Your answer must be an exact copy of the entries below, with no pictures in it.

--- Extracted records Enclosed Below ---

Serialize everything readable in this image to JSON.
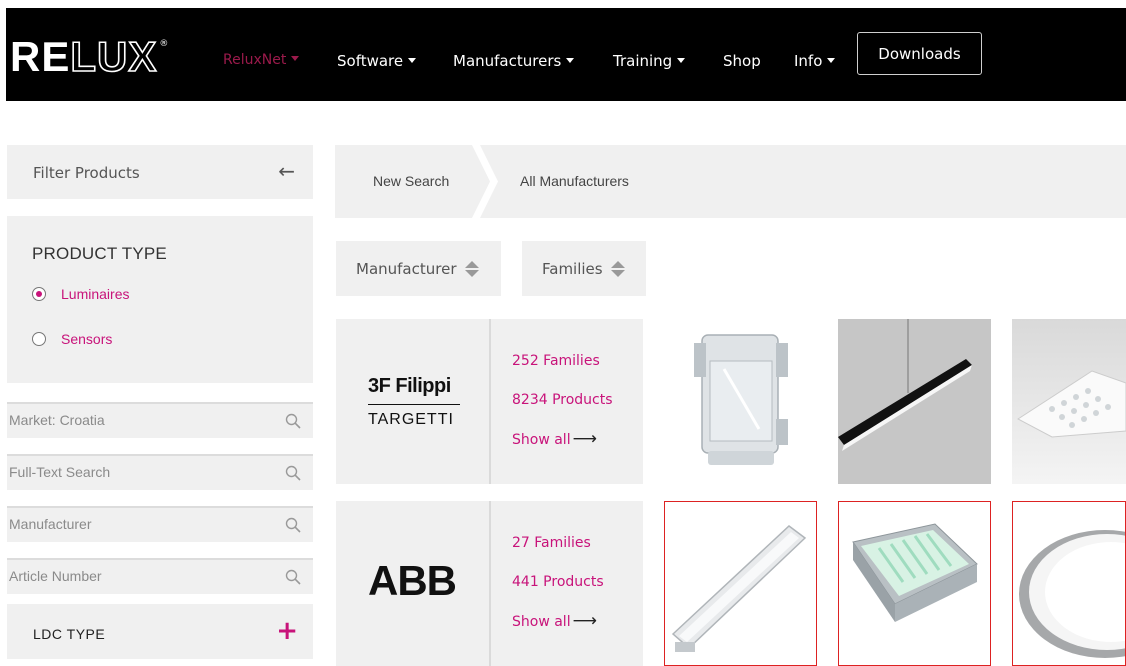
{
  "brand": {
    "logo_bold": "RE",
    "logo_outline": "LUX",
    "registered": "®"
  },
  "nav": {
    "items": [
      {
        "label": "ReluxNet",
        "dropdown": true,
        "active": true
      },
      {
        "label": "Software",
        "dropdown": true
      },
      {
        "label": "Manufacturers",
        "dropdown": true
      },
      {
        "label": "Training",
        "dropdown": true
      },
      {
        "label": "Shop",
        "dropdown": false
      },
      {
        "label": "Info",
        "dropdown": true
      }
    ],
    "downloads_label": "Downloads"
  },
  "sidebar": {
    "filter_title": "Filter Products",
    "product_type": {
      "heading": "PRODUCT TYPE",
      "options": [
        {
          "label": "Luminaires",
          "selected": true
        },
        {
          "label": "Sensors",
          "selected": false
        }
      ]
    },
    "inputs": [
      {
        "placeholder": "Market: Croatia"
      },
      {
        "placeholder": "Full-Text Search"
      },
      {
        "placeholder": "Manufacturer"
      },
      {
        "placeholder": "Article Number"
      }
    ],
    "ldc_type": "LDC TYPE"
  },
  "breadcrumb": {
    "new_search": "New Search",
    "current": "All Manufacturers"
  },
  "sort": {
    "manufacturer": "Manufacturer",
    "families": "Families"
  },
  "manufacturers": [
    {
      "logo_line1": "3F Filippi",
      "logo_line2": "TARGETTI",
      "families": "252 Families",
      "products": "8234 Products",
      "show_all": "Show all"
    },
    {
      "logo": "ABB",
      "families": "27 Families",
      "products": "441 Products",
      "show_all": "Show all"
    }
  ],
  "colors": {
    "accent": "#c8137a",
    "nav_bg": "#000000",
    "panel_bg": "#f0f0f0",
    "tile_border": "#dd2222"
  }
}
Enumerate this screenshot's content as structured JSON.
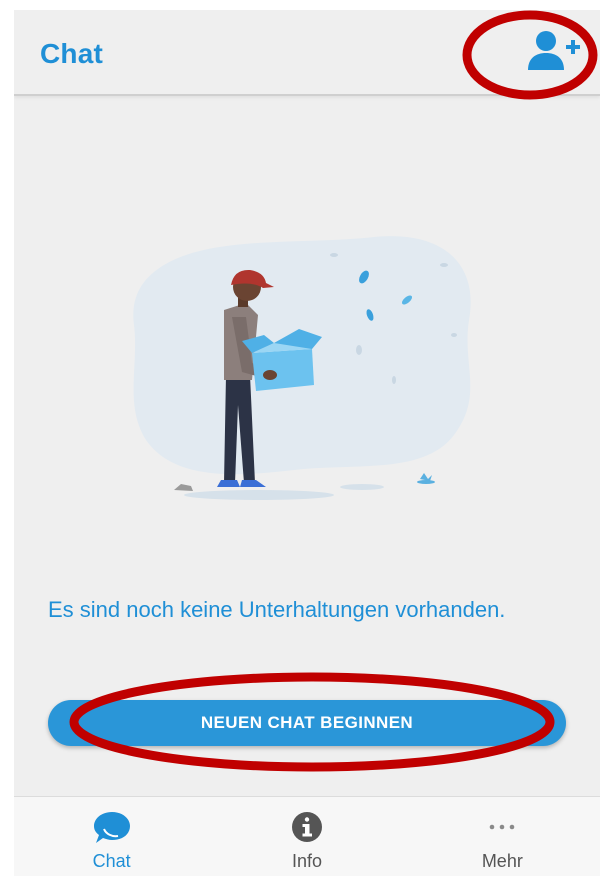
{
  "header": {
    "title": "Chat",
    "add_contact_icon": "add-user-icon"
  },
  "empty_state": {
    "message": "Es sind noch keine Unterhaltungen vorhanden.",
    "button_label": "NEUEN CHAT BEGINNEN"
  },
  "bottom_nav": {
    "items": [
      {
        "label": "Chat",
        "icon": "chat-bubble-icon",
        "active": true
      },
      {
        "label": "Info",
        "icon": "info-icon",
        "active": false
      },
      {
        "label": "Mehr",
        "icon": "more-dots-icon",
        "active": false
      }
    ]
  },
  "colors": {
    "accent": "#1f8fd6",
    "button": "#2a96d8",
    "background": "#efefef",
    "annotation": "#c00000"
  }
}
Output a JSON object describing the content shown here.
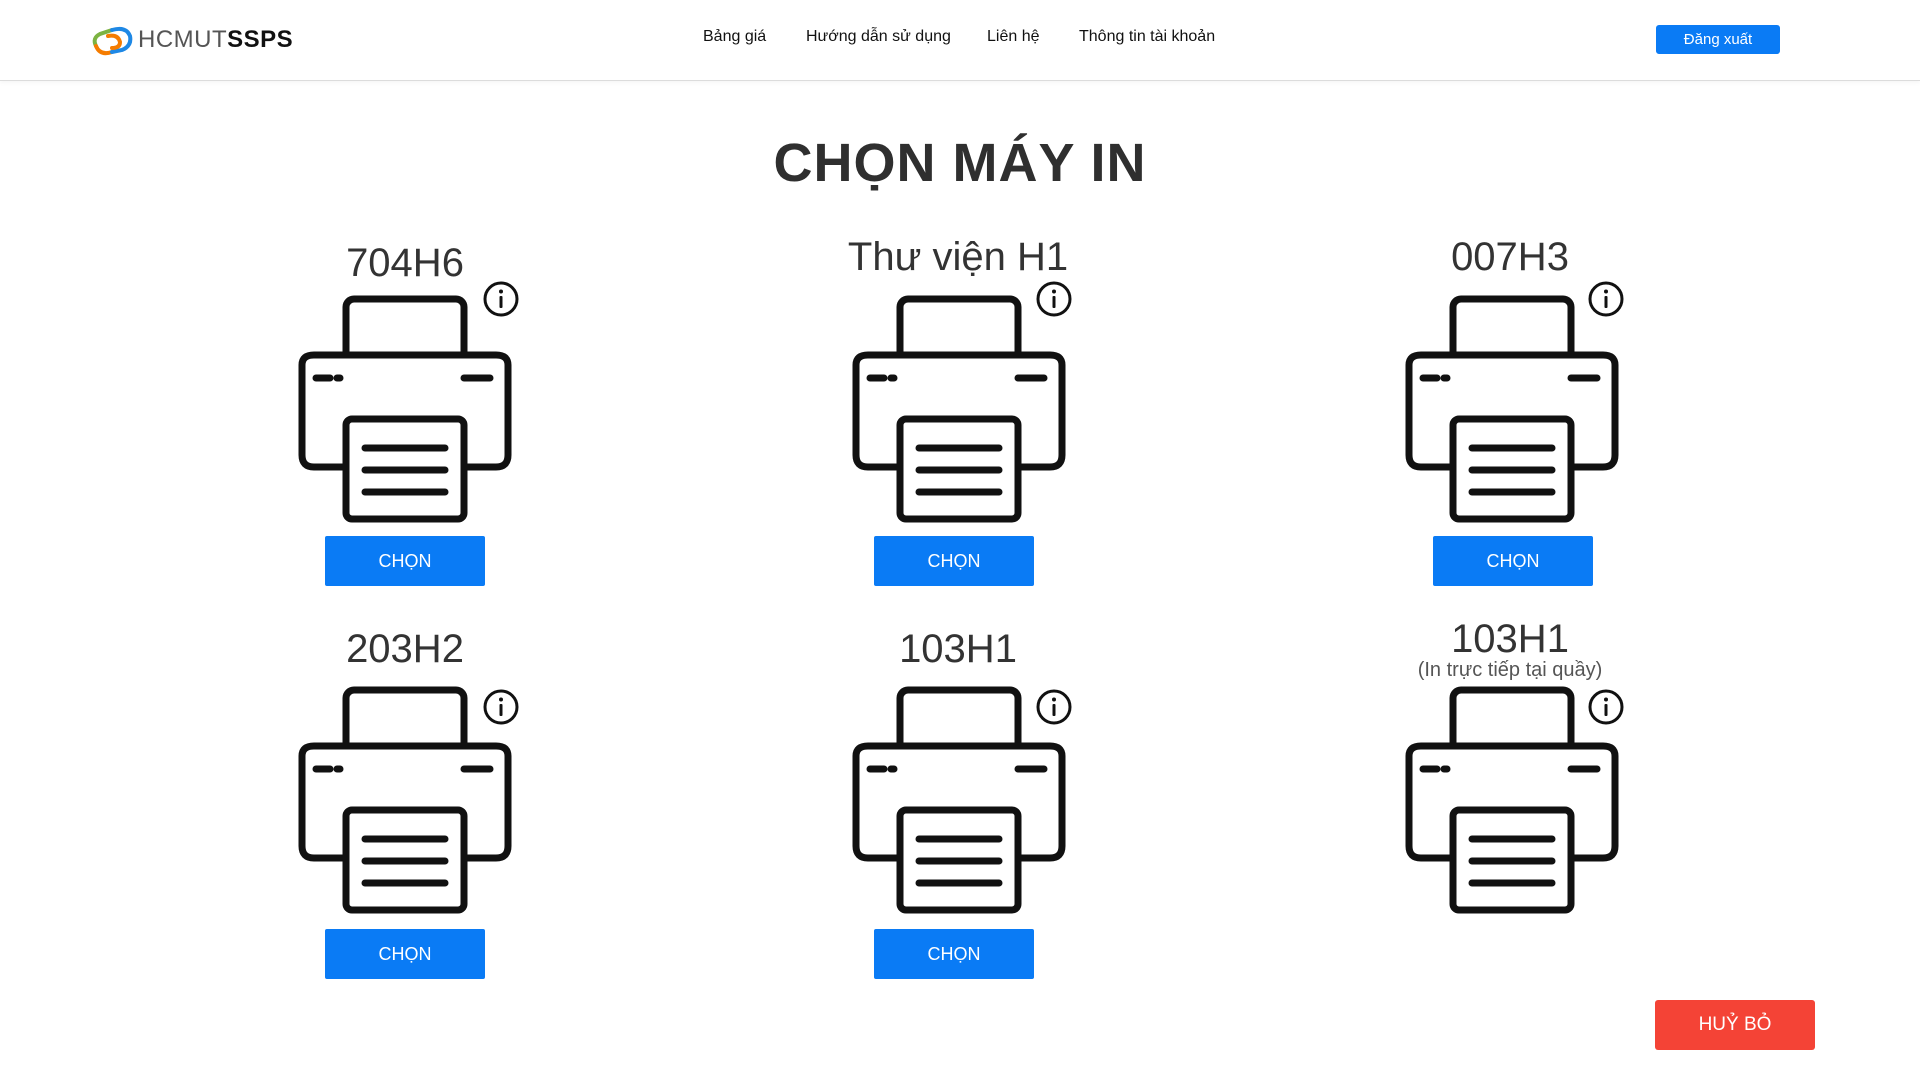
{
  "header": {
    "logo_light": "HCMUT",
    "logo_bold": "SSPS",
    "nav": [
      {
        "label": "Bảng giá"
      },
      {
        "label": "Hướng dẫn sử dụng"
      },
      {
        "label": "Liên hệ"
      },
      {
        "label": "Thông tin tài khoản"
      }
    ],
    "logout_label": "Đăng xuất"
  },
  "main": {
    "title": "CHỌN MÁY IN",
    "printers": [
      {
        "name": "704H6",
        "subtitle": "",
        "button": "CHỌN"
      },
      {
        "name": "Thư viện H1",
        "subtitle": "",
        "button": "CHỌN"
      },
      {
        "name": "007H3",
        "subtitle": "",
        "button": "CHỌN"
      },
      {
        "name": "203H2",
        "subtitle": "",
        "button": "CHỌN"
      },
      {
        "name": "103H1",
        "subtitle": "",
        "button": "CHỌN"
      },
      {
        "name": "103H1",
        "subtitle": "(In trực tiếp tại quầy)",
        "button": ""
      }
    ],
    "cancel_label": "HUỶ BỎ"
  },
  "colors": {
    "primary": "#0a7bf5",
    "danger": "#f44336",
    "logo_blue": "#1e88e5",
    "logo_orange": "#f57c00",
    "logo_green": "#7cb342"
  },
  "icons": {
    "printer": "printer-icon",
    "info": "info-icon"
  }
}
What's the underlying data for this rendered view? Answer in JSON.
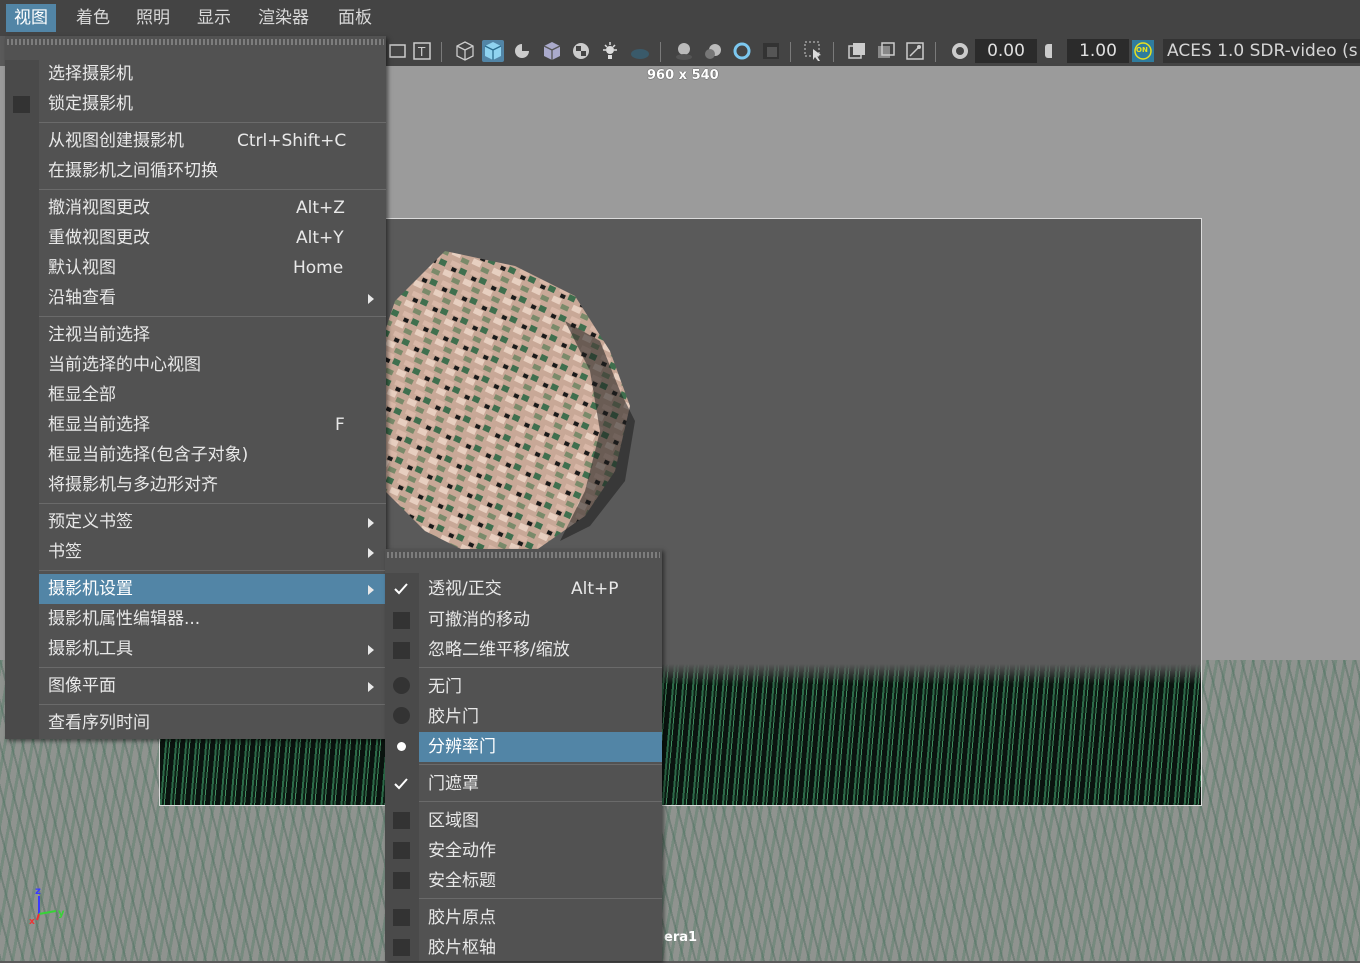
{
  "menubar": {
    "items": [
      "视图",
      "着色",
      "照明",
      "显示",
      "渲染器",
      "面板"
    ],
    "active_index": 0
  },
  "toolbar": {
    "exposure_value": "0.00",
    "gamma_value": "1.00",
    "color_management_badge": "ON",
    "color_space": "ACES 1.0 SDR-video (s"
  },
  "viewport": {
    "resolution_gate_label": "960 x 540",
    "camera_label_partial": "era1",
    "axis_labels": {
      "z": "z",
      "x": "x",
      "y": "y"
    }
  },
  "view_menu": {
    "items": [
      {
        "label": "选择摄影机"
      },
      {
        "label": "锁定摄影机",
        "checkbox": false
      },
      {
        "label": "从视图创建摄影机",
        "shortcut": "Ctrl+Shift+C"
      },
      {
        "label": "在摄影机之间循环切换"
      },
      {
        "label": "撤消视图更改",
        "shortcut": "Alt+Z"
      },
      {
        "label": "重做视图更改",
        "shortcut": "Alt+Y"
      },
      {
        "label": "默认视图",
        "shortcut": "Home"
      },
      {
        "label": "沿轴查看",
        "submenu": true
      },
      {
        "label": "注视当前选择"
      },
      {
        "label": "当前选择的中心视图"
      },
      {
        "label": "框显全部"
      },
      {
        "label": "框显当前选择",
        "shortcut": "F"
      },
      {
        "label": "框显当前选择(包含子对象)"
      },
      {
        "label": "将摄影机与多边形对齐"
      },
      {
        "label": "预定义书签",
        "submenu": true
      },
      {
        "label": "书签",
        "submenu": true
      },
      {
        "label": "摄影机设置",
        "submenu": true,
        "highlighted": true
      },
      {
        "label": "摄影机属性编辑器..."
      },
      {
        "label": "摄影机工具",
        "submenu": true
      },
      {
        "label": "图像平面",
        "submenu": true
      },
      {
        "label": "查看序列时间"
      }
    ]
  },
  "camera_settings_menu": {
    "items": [
      {
        "label": "透视/正交",
        "shortcut": "Alt+P",
        "checked": true
      },
      {
        "label": "可撤消的移动",
        "checked": false
      },
      {
        "label": "忽略二维平移/缩放",
        "checked": false
      },
      {
        "label": "无门",
        "radio_selected": false
      },
      {
        "label": "胶片门",
        "radio_selected": false
      },
      {
        "label": "分辨率门",
        "radio_selected": true,
        "highlighted": true
      },
      {
        "label": "门遮罩",
        "checked": true
      },
      {
        "label": "区域图",
        "checked": false
      },
      {
        "label": "安全动作",
        "checked": false
      },
      {
        "label": "安全标题",
        "checked": false
      },
      {
        "label": "胶片原点",
        "checked": false
      },
      {
        "label": "胶片枢轴",
        "checked": false
      }
    ]
  },
  "colors": {
    "accent": "#5285a6",
    "menu_bg": "#525252",
    "menubar_bg": "#444444",
    "viewport_bg": "#9b9b9b",
    "gate_bg": "#5a5a5a"
  }
}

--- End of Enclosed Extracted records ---

### [Answer to this task]
Serialize everything readable in this image to JSON.
{
  "brand": {
    "logo_bold": "RE",
    "logo_outline": "LUX",
    "registered": "®"
  },
  "nav": {
    "items": [
      {
        "label": "ReluxNet",
        "dropdown": true,
        "active": true
      },
      {
        "label": "Software",
        "dropdown": true
      },
      {
        "label": "Manufacturers",
        "dropdown": true
      },
      {
        "label": "Training",
        "dropdown": true
      },
      {
        "label": "Shop",
        "dropdown": false
      },
      {
        "label": "Info",
        "dropdown": true
      }
    ],
    "downloads_label": "Downloads"
  },
  "sidebar": {
    "filter_title": "Filter Products",
    "product_type": {
      "heading": "PRODUCT TYPE",
      "options": [
        {
          "label": "Luminaires",
          "selected": true
        },
        {
          "label": "Sensors",
          "selected": false
        }
      ]
    },
    "inputs": [
      {
        "placeholder": "Market: Croatia"
      },
      {
        "placeholder": "Full-Text Search"
      },
      {
        "placeholder": "Manufacturer"
      },
      {
        "placeholder": "Article Number"
      }
    ],
    "ldc_type": "LDC TYPE"
  },
  "breadcrumb": {
    "new_search": "New Search",
    "current": "All Manufacturers"
  },
  "sort": {
    "manufacturer": "Manufacturer",
    "families": "Families"
  },
  "manufacturers": [
    {
      "logo_line1": "3F Filippi",
      "logo_line2": "TARGETTI",
      "families": "252 Families",
      "products": "8234 Products",
      "show_all": "Show all"
    },
    {
      "logo": "ABB",
      "families": "27 Families",
      "products": "441 Products",
      "show_all": "Show all"
    }
  ],
  "colors": {
    "accent": "#c8137a",
    "nav_bg": "#000000",
    "panel_bg": "#f0f0f0",
    "tile_border": "#dd2222"
  }
}
Enumerate this screenshot's content as structured JSON.
{
  "header": {
    "title": "Chat",
    "add_contact_icon": "add-user-icon"
  },
  "empty_state": {
    "message": "Es sind noch keine Unterhaltungen vorhanden.",
    "button_label": "NEUEN CHAT BEGINNEN"
  },
  "bottom_nav": {
    "items": [
      {
        "label": "Chat",
        "icon": "chat-bubble-icon",
        "active": true
      },
      {
        "label": "Info",
        "icon": "info-icon",
        "active": false
      },
      {
        "label": "Mehr",
        "icon": "more-dots-icon",
        "active": false
      }
    ]
  },
  "colors": {
    "accent": "#1f8fd6",
    "button": "#2a96d8",
    "background": "#efefef",
    "annotation": "#c00000"
  }
}
Output a JSON object describing the content shown here.
{
  "header": {
    "logo_light": "HCMUT",
    "logo_bold": "SSPS",
    "nav": [
      {
        "label": "Bảng giá"
      },
      {
        "label": "Hướng dẫn sử dụng"
      },
      {
        "label": "Liên hệ"
      },
      {
        "label": "Thông tin tài khoản"
      }
    ],
    "logout_label": "Đăng xuất"
  },
  "main": {
    "title": "CHỌN MÁY IN",
    "printers": [
      {
        "name": "704H6",
        "subtitle": "",
        "button": "CHỌN"
      },
      {
        "name": "Thư viện H1",
        "subtitle": "",
        "button": "CHỌN"
      },
      {
        "name": "007H3",
        "subtitle": "",
        "button": "CHỌN"
      },
      {
        "name": "203H2",
        "subtitle": "",
        "button": "CHỌN"
      },
      {
        "name": "103H1",
        "subtitle": "",
        "button": "CHỌN"
      },
      {
        "name": "103H1",
        "subtitle": "(In trực tiếp tại quầy)",
        "button": ""
      }
    ],
    "cancel_label": "HUỶ BỎ"
  },
  "colors": {
    "primary": "#0a7bf5",
    "danger": "#f44336",
    "logo_blue": "#1e88e5",
    "logo_orange": "#f57c00",
    "logo_green": "#7cb342"
  },
  "icons": {
    "printer": "printer-icon",
    "info": "info-icon"
  }
}
What's the underlying data for this rendered view? Answer in JSON.
{
  "menubar": {
    "items": [
      "视图",
      "着色",
      "照明",
      "显示",
      "渲染器",
      "面板"
    ],
    "active_index": 0
  },
  "toolbar": {
    "exposure_value": "0.00",
    "gamma_value": "1.00",
    "color_management_badge": "ON",
    "color_space": "ACES 1.0 SDR-video (s"
  },
  "viewport": {
    "resolution_gate_label": "960 x 540",
    "camera_label_partial": "era1",
    "axis_labels": {
      "z": "z",
      "x": "x",
      "y": "y"
    }
  },
  "view_menu": {
    "items": [
      {
        "label": "选择摄影机"
      },
      {
        "label": "锁定摄影机",
        "checkbox": false
      },
      {
        "label": "从视图创建摄影机",
        "shortcut": "Ctrl+Shift+C"
      },
      {
        "label": "在摄影机之间循环切换"
      },
      {
        "label": "撤消视图更改",
        "shortcut": "Alt+Z"
      },
      {
        "label": "重做视图更改",
        "shortcut": "Alt+Y"
      },
      {
        "label": "默认视图",
        "shortcut": "Home"
      },
      {
        "label": "沿轴查看",
        "submenu": true
      },
      {
        "label": "注视当前选择"
      },
      {
        "label": "当前选择的中心视图"
      },
      {
        "label": "框显全部"
      },
      {
        "label": "框显当前选择",
        "shortcut": "F"
      },
      {
        "label": "框显当前选择(包含子对象)"
      },
      {
        "label": "将摄影机与多边形对齐"
      },
      {
        "label": "预定义书签",
        "submenu": true
      },
      {
        "label": "书签",
        "submenu": true
      },
      {
        "label": "摄影机设置",
        "submenu": true,
        "highlighted": true
      },
      {
        "label": "摄影机属性编辑器..."
      },
      {
        "label": "摄影机工具",
        "submenu": true
      },
      {
        "label": "图像平面",
        "submenu": true
      },
      {
        "label": "查看序列时间"
      }
    ]
  },
  "camera_settings_menu": {
    "items": [
      {
        "label": "透视/正交",
        "shortcut": "Alt+P",
        "checked": true
      },
      {
        "label": "可撤消的移动",
        "checked": false
      },
      {
        "label": "忽略二维平移/缩放",
        "checked": false
      },
      {
        "label": "无门",
        "radio_selected": false
      },
      {
        "label": "胶片门",
        "radio_selected": false
      },
      {
        "label": "分辨率门",
        "radio_selected": true,
        "highlighted": true
      },
      {
        "label": "门遮罩",
        "checked": true
      },
      {
        "label": "区域图",
        "checked": false
      },
      {
        "label": "安全动作",
        "checked": false
      },
      {
        "label": "安全标题",
        "checked": false
      },
      {
        "label": "胶片原点",
        "checked": false
      },
      {
        "label": "胶片枢轴",
        "checked": false
      }
    ]
  },
  "colors": {
    "accent": "#5285a6",
    "menu_bg": "#525252",
    "menubar_bg": "#444444",
    "viewport_bg": "#9b9b9b",
    "gate_bg": "#5a5a5a"
  }
}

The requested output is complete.